Malaysia is well known for its Laksa (coconut-based soup), so we just had to try two local favourites. These were right up our street: the Curry Mee (left, below) was mild and creamy, but the Hokkien Mee (right, below) was more tangy, spicy and seafood-y and was definitely the winner of the two. I can see why it’s a staple of Penang cuisine.
Overall rating: 7/10 (tasty and messy in equal measures)
We’d heard a lot about this desert, which consists of shaved ice, condensed milk, palm sugar syrup, red beans and sticky noodles. In a side street just off Penang Road, there’s a bit of showdown between two long-running, competing vendors whose stalls directly face each other. This confronted us with a dilemma, but not wanting to miss out, we applied the same logic as at the pubs beside the Batumi brewery and tried them both.
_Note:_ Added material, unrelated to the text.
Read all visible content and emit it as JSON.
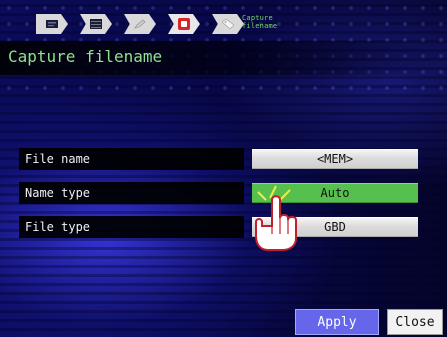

Both started strong, with the one from Joo Hooi Cafe bringing a sweeter sauce while the one from Nyonya Cendol brought noodles with a more satisfying bite. Having said that, both became pretty sickly and hard to stomach by the end, and neither of our teeth got on very well with so much shaved ice. I’m glad we got to try both, but if I’m honest, one would have more than sufficed.
Overall score: 6/10 (would share one on a hot day)
With a limited amount of time in George Town, we did our best to do justice to the breadth of the cuisine, rather than just aiming for the dishes that sounded like they’d suit our tastes. Although not every dish was up our street, the highs not only outweighed the lows, but blew out of the water many cuisines we’ve eaten since leaving London. We’ve only just left and already I want to go back!